Not much has happened yet. A few visas were granted for family visits and transit trucks. Several tour operators began organizing cross border trips in 1989, though individual ad hoc travel was still discouraged by the requirement for Soviet visas which could only be obtained in Istanbul or Ankara.
The visaless visitor can still make a quick visit to the western half of the little Berlin that is Sarp and imagine the romance that the hills across the bay hide from view. The Caucasus, some say, is the most fantastic part of the Soviet Union to travel in, and Tbilisi its most charming city. Closer to Turkey, Batumi is said to offer a genteel 19th century ambience and Gagra, some 250 kilometers further north, is one of the world’s biggest modern beach resorts. And what seasoned traveler could resist the prospect of a complete Black Sea tour through Sebastopol, Yalta and Odessa? So apply for your visas and persevere
Bullfighting in Artvin, Turkey
As a rule, the fighters are cared for by women. It is a strenuous year-round training program: jogging in the morning, then a supercharged meal of raisins and oats, a daily beauty bath, massage of the head and testicles with a potion against flies, a light lunch of hay, then an evening meal of more kraft-feed. The stalls are padded against the draft and a cat is kept in to stop rodents from nibbling the all-important horns.
In June, a few days before the fight, trucks begin to haul the champs to Kafkasor, an alpine meadow 500 meters above Artvin-town. As soon as they touch down, the bulls charge straight against the embankment, drive their horns into the earth wall, raise a storm of dust and bellow threateningly at rivals in sight-signs of a declaration that they regard this territory as their own. Unfortunately there are some 50 contenders who hold the same claim. Owners scramble around to prevent premature scraps: sticks are raised to keep the bullies in line; caressing the mighty blobs dangling between the hind legs also has a calming effect.
The festivities begin on Friday. Tens of thousands from around the province arrive with their tents and rainshelters and gas stoves and enough rakı to last everybody for three days. Families cut down the venerable pines to build themselves temporary shacks. Provisional tea stands are set up: kebab-sellers move into position. At first there are singers, bagpipe players, traveling minstrels, oil wrestlers: folk dancers from Soviet Georgia are a novel fixture thanks to glasnost.

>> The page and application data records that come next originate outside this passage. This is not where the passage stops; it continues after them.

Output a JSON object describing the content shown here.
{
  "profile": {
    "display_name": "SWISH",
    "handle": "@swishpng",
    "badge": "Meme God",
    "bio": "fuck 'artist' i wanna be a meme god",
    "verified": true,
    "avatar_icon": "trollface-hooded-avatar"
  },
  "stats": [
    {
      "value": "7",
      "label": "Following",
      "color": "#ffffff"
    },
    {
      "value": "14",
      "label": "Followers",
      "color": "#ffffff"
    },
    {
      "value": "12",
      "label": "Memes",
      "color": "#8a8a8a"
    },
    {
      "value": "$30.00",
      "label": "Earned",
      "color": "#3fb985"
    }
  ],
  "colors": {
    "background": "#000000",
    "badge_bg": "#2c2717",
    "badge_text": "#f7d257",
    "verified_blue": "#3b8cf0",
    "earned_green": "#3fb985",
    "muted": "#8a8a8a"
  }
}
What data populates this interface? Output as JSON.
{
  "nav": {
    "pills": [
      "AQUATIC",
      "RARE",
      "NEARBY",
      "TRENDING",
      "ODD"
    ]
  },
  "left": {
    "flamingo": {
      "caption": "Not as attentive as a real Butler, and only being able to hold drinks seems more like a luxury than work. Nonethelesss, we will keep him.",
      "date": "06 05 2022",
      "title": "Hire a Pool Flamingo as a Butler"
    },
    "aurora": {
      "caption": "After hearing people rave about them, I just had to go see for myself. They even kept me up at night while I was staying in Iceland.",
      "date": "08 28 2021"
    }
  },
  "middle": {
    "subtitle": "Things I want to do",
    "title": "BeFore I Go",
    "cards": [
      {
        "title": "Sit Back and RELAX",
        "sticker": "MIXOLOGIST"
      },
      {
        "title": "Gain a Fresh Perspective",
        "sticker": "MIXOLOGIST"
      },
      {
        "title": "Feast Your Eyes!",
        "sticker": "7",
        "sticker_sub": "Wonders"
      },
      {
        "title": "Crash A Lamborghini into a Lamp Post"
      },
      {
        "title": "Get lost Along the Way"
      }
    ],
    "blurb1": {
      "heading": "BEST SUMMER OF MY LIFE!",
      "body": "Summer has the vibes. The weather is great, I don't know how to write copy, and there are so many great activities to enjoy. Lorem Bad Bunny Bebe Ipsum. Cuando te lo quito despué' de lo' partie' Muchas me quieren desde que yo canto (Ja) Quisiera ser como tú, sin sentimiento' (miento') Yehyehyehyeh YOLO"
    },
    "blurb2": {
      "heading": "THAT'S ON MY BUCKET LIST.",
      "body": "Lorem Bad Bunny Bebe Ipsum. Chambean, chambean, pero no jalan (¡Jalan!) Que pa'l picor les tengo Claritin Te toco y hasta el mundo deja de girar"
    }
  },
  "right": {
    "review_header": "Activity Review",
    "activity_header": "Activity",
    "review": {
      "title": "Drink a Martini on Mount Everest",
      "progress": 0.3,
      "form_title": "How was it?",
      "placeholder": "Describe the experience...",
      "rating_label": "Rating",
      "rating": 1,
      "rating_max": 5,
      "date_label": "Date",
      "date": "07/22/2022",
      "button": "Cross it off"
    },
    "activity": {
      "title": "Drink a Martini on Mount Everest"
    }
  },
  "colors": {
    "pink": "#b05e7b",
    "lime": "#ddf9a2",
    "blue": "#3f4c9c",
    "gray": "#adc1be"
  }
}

Apart from momentary glory all that the victor gets for his pains is corn fodder: the cows are kept away from him as they would undermine his fighting spirit…